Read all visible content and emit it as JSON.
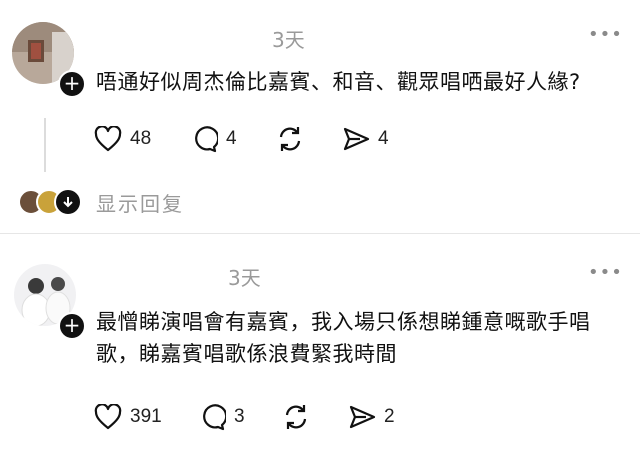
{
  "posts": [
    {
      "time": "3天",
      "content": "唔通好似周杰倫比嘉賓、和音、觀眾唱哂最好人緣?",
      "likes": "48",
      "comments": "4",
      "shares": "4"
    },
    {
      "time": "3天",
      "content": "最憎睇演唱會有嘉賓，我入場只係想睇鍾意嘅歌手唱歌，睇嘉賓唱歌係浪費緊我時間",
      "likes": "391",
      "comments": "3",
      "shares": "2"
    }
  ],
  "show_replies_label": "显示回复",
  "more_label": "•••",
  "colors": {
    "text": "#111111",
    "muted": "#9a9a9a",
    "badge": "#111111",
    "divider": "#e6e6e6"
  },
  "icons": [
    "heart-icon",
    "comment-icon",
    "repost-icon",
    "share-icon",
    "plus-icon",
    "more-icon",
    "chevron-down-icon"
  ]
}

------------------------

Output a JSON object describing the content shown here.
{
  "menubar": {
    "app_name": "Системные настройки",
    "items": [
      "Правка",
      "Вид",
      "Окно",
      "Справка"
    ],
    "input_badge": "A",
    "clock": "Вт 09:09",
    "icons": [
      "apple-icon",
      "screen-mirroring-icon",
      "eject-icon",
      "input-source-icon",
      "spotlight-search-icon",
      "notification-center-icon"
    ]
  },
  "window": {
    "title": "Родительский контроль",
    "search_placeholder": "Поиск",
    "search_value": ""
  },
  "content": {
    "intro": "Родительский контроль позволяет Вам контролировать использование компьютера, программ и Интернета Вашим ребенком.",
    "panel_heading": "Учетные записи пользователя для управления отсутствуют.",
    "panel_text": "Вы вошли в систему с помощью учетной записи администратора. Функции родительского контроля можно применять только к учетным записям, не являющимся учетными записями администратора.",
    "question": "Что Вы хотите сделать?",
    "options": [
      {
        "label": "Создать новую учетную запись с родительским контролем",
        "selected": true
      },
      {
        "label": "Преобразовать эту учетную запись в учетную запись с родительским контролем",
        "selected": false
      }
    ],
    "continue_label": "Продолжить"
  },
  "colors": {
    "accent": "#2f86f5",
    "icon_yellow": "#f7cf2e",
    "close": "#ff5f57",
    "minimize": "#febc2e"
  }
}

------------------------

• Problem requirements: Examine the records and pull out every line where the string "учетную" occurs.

• Solved exercise:
        "label": "Создать новую учетную запись с родительским контролем",
        "label": "Преобразовать эту учетную запись в учетную запись с родительским контролем",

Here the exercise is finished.